Not all urgent matters come with a time stamp. Sometimes you have to prioritize a list of high priorities, none of them with a deadline. Sometimes your entire workload is moved aside due to urgent matters, yet, you know all those other tasks are expected to be completed somehow. You keep lists of your projects, check them throughout the day. So what do you do? Don’t get stuck on any one item for too long. Knock those quick fixes off your list in-between larger projects. Get a project started as soon as it’s assigned, even if it means just setting up a directory and a Photoshop file with the specs and a project name. This is psychologically beneficial too. Starting a new project can be overwhelming – where do you begin? You start by just setting it up – that’s simple enough. When you return to the task it will seem easier. Also, while working on a project in bits ahead of time, it can be completed very quickly once the deadline nears.
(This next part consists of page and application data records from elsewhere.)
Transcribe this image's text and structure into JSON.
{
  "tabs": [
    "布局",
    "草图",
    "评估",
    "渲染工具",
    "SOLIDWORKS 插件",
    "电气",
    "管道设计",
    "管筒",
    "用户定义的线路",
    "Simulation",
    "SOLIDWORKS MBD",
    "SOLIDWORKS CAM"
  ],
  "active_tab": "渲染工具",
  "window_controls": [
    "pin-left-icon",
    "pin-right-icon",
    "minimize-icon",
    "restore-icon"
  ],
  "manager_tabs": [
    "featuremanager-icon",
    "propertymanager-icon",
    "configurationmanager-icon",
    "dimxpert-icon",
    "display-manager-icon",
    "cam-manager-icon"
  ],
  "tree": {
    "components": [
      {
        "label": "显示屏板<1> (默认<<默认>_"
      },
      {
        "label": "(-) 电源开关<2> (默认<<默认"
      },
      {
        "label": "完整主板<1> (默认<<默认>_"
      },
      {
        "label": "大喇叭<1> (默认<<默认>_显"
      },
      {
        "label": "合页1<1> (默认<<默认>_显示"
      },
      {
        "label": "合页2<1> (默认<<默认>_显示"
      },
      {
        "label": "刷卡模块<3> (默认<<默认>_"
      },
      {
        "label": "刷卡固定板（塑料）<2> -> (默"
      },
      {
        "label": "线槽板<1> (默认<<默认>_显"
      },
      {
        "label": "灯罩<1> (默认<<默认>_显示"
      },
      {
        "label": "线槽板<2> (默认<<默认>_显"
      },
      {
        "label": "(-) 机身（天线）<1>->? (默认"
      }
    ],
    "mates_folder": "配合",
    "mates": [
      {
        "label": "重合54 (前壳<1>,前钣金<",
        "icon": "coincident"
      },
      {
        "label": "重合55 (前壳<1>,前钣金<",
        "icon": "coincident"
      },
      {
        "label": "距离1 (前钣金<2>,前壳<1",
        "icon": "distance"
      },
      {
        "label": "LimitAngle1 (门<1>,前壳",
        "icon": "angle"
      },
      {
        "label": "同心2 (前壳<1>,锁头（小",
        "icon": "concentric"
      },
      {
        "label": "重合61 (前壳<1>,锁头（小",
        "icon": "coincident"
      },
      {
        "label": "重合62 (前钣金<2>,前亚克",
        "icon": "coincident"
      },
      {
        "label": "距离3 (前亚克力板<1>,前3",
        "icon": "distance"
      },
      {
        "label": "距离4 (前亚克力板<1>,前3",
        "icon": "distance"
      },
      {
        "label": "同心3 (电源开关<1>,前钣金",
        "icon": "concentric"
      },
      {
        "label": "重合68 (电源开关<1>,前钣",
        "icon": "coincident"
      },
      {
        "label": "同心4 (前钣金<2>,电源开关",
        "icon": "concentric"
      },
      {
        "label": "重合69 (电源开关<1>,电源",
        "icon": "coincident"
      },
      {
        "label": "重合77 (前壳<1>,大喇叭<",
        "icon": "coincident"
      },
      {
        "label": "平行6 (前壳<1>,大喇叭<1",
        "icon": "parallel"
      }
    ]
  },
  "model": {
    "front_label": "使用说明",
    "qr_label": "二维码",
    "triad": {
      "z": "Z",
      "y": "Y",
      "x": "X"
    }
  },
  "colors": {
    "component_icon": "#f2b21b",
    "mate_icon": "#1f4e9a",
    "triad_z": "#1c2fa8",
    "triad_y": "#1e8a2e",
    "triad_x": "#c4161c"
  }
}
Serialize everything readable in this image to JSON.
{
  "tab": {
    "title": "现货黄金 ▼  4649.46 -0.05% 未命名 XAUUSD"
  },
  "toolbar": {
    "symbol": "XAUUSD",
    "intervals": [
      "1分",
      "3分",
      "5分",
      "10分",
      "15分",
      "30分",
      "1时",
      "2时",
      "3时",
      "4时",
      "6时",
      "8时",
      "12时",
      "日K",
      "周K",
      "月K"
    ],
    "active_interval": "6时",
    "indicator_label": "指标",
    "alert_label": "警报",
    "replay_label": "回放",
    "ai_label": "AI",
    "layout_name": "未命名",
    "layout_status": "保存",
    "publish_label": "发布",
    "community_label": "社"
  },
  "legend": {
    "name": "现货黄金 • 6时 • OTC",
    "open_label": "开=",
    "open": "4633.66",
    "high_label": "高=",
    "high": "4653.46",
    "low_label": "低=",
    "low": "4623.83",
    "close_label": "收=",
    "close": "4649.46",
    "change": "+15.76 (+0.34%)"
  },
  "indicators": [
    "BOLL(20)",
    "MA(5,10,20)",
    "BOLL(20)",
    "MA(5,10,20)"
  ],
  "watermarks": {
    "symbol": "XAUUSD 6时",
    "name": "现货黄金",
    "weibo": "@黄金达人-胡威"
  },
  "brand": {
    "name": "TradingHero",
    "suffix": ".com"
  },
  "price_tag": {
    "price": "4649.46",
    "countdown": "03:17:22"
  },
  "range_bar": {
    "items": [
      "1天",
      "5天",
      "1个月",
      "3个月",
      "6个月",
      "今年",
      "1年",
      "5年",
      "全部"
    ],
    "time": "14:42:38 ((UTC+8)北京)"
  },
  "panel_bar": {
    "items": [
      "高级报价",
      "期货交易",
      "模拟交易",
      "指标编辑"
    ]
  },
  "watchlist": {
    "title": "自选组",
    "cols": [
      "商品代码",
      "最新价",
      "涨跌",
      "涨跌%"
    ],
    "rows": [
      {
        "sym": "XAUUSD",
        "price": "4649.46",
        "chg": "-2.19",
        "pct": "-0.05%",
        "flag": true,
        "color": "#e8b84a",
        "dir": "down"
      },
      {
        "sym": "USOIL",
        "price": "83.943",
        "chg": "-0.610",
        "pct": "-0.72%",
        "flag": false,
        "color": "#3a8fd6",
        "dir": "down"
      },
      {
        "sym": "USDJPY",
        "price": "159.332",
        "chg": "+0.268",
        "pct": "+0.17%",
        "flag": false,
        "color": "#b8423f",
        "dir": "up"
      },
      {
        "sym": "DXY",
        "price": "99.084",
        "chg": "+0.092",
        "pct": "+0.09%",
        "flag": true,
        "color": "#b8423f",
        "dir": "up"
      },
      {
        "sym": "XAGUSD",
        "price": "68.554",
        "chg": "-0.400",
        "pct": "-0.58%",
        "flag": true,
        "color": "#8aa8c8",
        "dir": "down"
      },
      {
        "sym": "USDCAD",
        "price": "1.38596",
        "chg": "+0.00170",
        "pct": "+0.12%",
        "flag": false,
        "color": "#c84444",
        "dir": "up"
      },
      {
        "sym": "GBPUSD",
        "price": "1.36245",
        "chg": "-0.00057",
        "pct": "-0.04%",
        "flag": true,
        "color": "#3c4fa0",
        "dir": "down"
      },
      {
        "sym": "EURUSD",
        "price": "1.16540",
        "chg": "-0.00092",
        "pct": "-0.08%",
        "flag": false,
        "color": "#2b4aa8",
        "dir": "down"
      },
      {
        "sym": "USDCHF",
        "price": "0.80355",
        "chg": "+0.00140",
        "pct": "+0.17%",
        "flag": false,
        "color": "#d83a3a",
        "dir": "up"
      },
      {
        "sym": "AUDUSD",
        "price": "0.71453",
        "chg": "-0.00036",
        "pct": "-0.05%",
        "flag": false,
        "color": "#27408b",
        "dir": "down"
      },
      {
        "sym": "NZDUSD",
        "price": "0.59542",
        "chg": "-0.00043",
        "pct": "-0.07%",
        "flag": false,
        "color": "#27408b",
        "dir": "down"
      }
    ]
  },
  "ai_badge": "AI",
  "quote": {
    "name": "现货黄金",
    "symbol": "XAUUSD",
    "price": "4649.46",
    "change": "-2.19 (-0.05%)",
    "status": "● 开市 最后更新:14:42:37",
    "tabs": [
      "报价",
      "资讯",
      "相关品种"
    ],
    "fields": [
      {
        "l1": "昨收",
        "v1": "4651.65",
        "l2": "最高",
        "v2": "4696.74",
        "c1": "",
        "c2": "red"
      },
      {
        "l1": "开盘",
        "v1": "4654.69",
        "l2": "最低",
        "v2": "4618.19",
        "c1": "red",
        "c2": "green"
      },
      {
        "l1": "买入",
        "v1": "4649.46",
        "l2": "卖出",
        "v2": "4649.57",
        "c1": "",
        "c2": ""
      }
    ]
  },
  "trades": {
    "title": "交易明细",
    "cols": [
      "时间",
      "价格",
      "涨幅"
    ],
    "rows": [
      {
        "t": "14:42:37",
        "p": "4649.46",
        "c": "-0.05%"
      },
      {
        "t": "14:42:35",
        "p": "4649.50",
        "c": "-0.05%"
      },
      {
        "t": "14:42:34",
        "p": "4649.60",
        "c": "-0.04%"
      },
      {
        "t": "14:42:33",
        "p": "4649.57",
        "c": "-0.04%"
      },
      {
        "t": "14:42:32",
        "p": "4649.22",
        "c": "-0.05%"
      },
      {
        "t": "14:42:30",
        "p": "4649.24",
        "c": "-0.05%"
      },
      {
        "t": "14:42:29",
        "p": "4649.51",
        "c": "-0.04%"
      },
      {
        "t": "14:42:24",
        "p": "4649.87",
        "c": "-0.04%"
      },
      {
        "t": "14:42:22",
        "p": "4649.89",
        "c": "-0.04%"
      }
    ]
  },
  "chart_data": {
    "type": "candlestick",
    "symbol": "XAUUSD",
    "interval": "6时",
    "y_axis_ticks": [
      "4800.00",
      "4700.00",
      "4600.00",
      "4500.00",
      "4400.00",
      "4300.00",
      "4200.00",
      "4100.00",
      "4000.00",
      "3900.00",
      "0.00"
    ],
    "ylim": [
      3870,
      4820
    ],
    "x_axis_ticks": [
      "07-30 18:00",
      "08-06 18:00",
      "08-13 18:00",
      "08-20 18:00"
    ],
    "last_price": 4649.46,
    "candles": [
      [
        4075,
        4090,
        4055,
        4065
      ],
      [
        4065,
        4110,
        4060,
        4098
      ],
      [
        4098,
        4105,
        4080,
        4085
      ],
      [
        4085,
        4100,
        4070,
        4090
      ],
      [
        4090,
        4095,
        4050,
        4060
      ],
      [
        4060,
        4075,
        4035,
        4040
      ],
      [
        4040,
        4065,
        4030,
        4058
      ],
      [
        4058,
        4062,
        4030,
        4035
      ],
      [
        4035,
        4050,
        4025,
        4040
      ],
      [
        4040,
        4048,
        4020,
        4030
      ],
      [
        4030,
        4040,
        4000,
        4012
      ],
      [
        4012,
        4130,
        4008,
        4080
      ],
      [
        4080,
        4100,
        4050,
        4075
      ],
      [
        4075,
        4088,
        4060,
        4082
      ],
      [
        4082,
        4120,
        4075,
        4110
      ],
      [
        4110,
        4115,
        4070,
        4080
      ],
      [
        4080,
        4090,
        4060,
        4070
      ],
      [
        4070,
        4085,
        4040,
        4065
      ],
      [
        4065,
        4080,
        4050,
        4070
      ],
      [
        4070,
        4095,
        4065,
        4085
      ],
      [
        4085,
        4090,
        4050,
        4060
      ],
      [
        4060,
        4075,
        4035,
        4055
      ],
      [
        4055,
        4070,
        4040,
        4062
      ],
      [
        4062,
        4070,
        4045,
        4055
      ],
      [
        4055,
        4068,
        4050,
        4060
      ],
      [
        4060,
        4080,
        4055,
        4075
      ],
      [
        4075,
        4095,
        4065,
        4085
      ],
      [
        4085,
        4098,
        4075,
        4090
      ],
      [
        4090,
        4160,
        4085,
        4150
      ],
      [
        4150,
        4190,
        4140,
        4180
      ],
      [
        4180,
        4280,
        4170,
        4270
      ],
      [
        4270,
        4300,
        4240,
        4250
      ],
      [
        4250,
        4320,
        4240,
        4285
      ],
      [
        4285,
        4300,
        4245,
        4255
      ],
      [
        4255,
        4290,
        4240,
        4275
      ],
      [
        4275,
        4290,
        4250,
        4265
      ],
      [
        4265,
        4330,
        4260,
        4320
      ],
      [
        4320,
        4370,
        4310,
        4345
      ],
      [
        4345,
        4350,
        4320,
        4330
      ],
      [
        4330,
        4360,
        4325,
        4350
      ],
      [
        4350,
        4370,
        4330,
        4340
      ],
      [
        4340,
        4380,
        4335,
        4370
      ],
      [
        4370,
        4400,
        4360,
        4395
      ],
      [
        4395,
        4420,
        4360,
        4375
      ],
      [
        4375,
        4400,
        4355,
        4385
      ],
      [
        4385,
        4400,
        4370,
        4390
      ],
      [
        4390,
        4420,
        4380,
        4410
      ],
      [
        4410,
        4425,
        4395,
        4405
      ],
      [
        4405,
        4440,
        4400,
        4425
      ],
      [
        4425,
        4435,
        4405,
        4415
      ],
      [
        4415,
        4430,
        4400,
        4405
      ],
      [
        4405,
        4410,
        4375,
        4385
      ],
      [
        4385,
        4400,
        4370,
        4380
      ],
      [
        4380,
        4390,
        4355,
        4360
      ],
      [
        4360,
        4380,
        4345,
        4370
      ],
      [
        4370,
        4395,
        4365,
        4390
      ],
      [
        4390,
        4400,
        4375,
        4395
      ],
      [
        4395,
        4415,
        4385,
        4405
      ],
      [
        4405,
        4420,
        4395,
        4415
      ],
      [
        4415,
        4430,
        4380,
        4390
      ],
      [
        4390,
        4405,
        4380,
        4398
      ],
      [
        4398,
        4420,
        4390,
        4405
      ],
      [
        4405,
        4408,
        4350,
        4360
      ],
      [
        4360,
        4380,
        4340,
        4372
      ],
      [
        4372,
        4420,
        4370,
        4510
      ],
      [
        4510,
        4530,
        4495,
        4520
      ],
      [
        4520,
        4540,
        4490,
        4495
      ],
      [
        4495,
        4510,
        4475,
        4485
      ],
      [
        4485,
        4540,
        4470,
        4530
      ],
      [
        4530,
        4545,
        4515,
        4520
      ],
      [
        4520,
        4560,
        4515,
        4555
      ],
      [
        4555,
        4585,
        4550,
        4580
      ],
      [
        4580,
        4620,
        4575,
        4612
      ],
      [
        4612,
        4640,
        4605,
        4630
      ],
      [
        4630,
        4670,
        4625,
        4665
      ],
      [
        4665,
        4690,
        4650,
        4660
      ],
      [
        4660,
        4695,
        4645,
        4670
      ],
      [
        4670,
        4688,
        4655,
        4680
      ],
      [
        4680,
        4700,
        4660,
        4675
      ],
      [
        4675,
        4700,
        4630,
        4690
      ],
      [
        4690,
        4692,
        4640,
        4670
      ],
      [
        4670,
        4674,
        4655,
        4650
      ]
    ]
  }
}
Are you having trouble conjuring content from nothing, text and all? From the abstract description of a client or boss? “Can you make something that pops, something unique, jazz-it-up?” A creative brief can be helpful, but it’s not used in all situations, sometimes all you get is a company higher-up giving you instructions over the phone. He/She expects you to wave your magic wand and produce something based on nothing. What do you do? This is a problem many designers face. It seems like such a hard task for some clients to produce direction, offer some verbiage or examples. But do you know what’s easy for them – To critique existing work! This is where you start; you create a placeholder project and watch the comments roll in. But don’t just create a dummy project for the sake of soliciting engagement, do your best – produce something nice, text too, not Lorum Ipsum. All of a sudden you’re getting detailed input, text highlighted in red and examples rolling in. It works every time. But here’s the thing – projects that rely on client engagement take time. This is another reason why you get a project started early. The interaction cannot begin until they get something to go off of. Don’t wait for their input – give them yours. Get the ball rolling!